> What the exercise asks: Find every line in the records below that holds the word "Please", and copy each one.

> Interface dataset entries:
-=-=-

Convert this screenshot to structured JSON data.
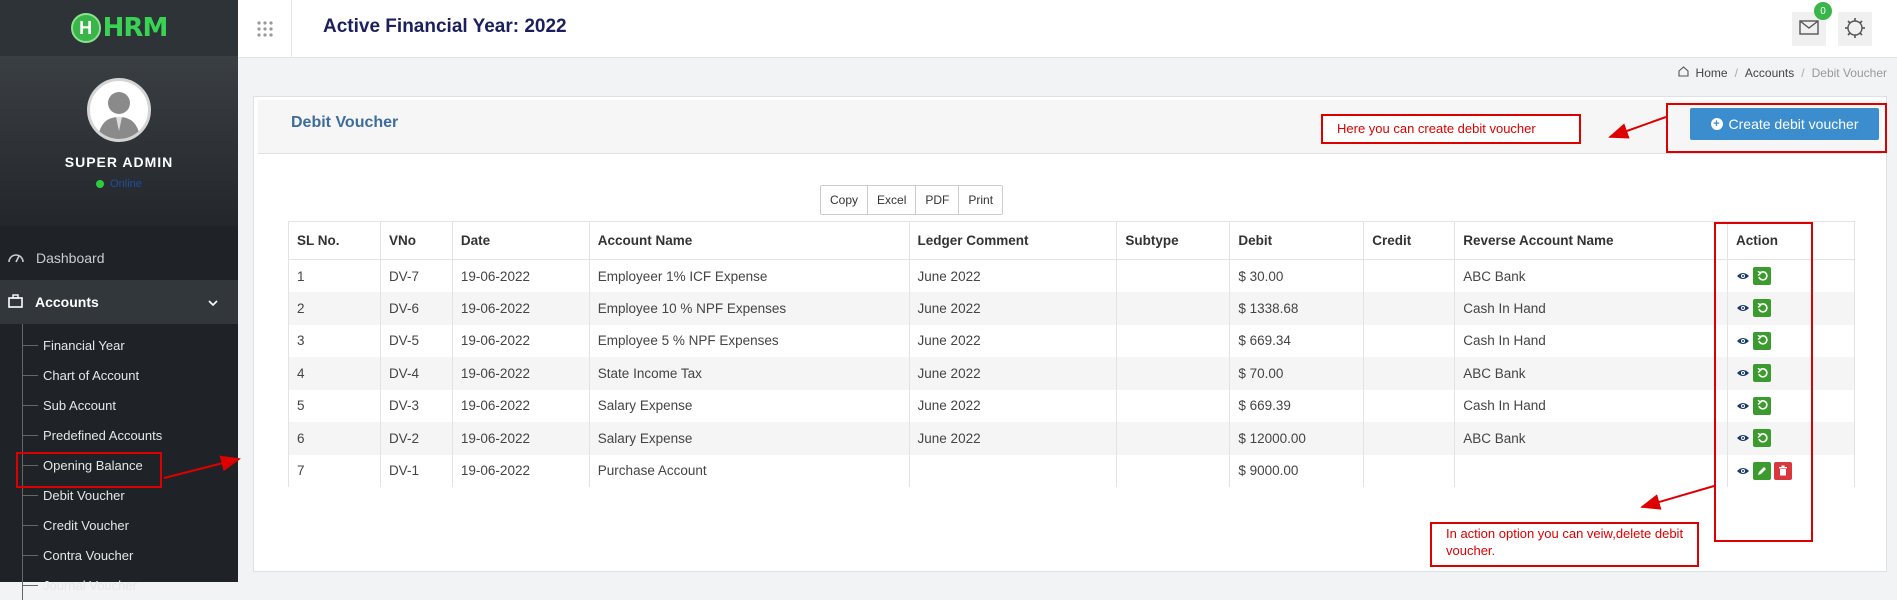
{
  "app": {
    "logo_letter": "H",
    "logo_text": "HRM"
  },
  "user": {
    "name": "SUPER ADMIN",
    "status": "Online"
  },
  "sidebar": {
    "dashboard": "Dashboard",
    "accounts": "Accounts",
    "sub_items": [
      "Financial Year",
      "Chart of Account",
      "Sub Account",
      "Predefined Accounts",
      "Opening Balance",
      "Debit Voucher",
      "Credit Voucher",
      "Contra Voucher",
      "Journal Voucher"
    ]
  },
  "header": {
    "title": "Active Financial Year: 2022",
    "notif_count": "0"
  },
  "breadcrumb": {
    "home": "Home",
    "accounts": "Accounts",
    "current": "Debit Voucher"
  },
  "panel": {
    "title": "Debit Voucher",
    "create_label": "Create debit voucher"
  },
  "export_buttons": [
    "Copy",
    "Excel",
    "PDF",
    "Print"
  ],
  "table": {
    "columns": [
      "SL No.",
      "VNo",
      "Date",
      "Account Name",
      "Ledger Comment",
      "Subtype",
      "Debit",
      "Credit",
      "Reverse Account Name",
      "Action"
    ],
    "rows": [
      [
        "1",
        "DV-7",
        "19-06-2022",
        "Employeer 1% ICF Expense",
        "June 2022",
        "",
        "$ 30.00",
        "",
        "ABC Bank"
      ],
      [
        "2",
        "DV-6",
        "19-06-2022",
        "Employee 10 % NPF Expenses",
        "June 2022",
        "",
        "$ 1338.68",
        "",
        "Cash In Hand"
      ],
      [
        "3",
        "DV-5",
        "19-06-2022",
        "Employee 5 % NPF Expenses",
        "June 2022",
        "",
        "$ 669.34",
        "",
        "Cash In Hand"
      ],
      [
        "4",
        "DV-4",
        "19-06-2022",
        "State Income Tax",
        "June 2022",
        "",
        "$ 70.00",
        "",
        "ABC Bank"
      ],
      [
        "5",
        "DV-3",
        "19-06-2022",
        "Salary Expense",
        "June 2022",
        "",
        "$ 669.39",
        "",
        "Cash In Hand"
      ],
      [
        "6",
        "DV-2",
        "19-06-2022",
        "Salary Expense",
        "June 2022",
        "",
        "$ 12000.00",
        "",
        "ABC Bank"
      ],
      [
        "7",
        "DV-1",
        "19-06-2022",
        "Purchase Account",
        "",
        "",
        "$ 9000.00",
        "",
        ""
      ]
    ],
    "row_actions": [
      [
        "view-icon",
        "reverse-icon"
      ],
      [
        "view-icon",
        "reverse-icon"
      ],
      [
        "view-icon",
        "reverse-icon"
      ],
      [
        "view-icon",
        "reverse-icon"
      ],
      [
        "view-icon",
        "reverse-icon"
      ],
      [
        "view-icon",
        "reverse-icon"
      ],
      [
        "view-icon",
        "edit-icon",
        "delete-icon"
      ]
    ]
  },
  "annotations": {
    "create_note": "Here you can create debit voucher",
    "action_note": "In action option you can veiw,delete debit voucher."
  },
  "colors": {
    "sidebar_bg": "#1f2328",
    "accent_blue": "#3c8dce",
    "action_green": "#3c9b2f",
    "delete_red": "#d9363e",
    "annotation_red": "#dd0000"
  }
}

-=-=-

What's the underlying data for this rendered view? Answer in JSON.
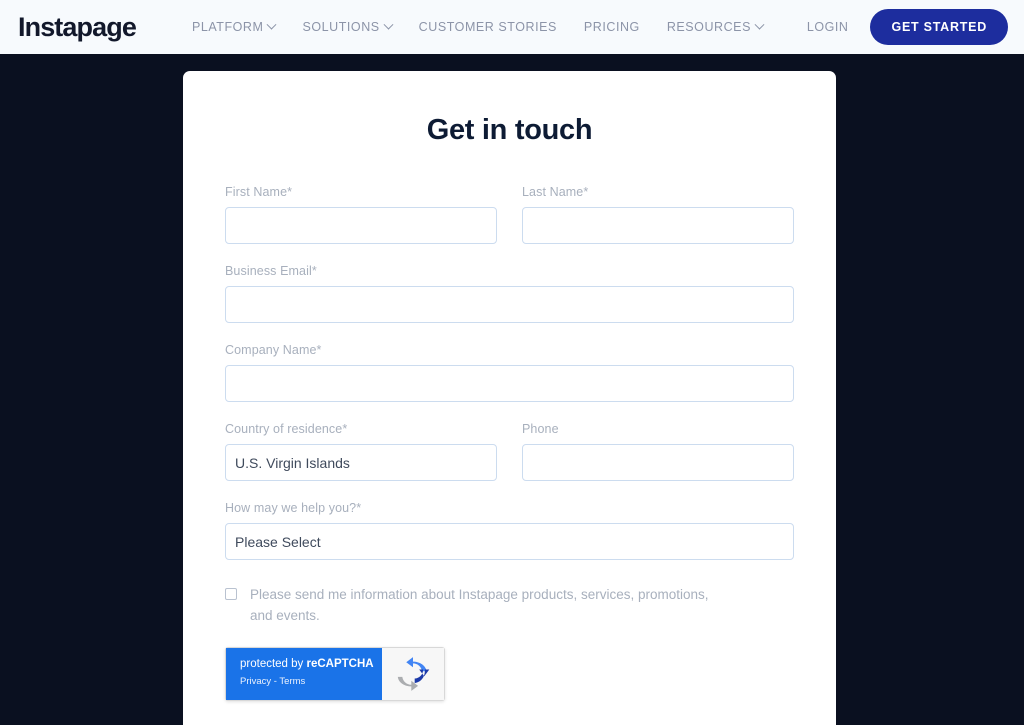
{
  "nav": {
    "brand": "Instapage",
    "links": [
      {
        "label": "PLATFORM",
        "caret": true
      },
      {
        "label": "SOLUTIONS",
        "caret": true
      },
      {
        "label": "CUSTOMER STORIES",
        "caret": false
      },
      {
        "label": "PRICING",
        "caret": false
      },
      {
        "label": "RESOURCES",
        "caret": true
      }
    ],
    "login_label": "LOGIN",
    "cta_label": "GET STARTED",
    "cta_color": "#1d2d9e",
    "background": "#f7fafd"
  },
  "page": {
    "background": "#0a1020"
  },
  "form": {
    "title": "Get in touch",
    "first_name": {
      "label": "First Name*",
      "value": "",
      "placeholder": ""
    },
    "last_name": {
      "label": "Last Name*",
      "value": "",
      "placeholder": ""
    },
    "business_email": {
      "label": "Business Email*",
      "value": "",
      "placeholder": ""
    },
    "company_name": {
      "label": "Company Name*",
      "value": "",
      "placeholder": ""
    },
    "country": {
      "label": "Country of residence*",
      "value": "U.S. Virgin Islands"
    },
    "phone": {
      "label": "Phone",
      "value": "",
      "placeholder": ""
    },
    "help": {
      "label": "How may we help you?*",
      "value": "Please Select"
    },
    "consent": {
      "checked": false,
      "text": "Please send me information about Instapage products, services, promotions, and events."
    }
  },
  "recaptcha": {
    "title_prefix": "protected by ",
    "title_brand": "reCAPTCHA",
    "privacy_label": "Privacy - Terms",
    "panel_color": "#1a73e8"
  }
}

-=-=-

> Expected answer:
      "value": "Please Select"
      "text": "Please send me information about Instapage products, services, promotions, and events."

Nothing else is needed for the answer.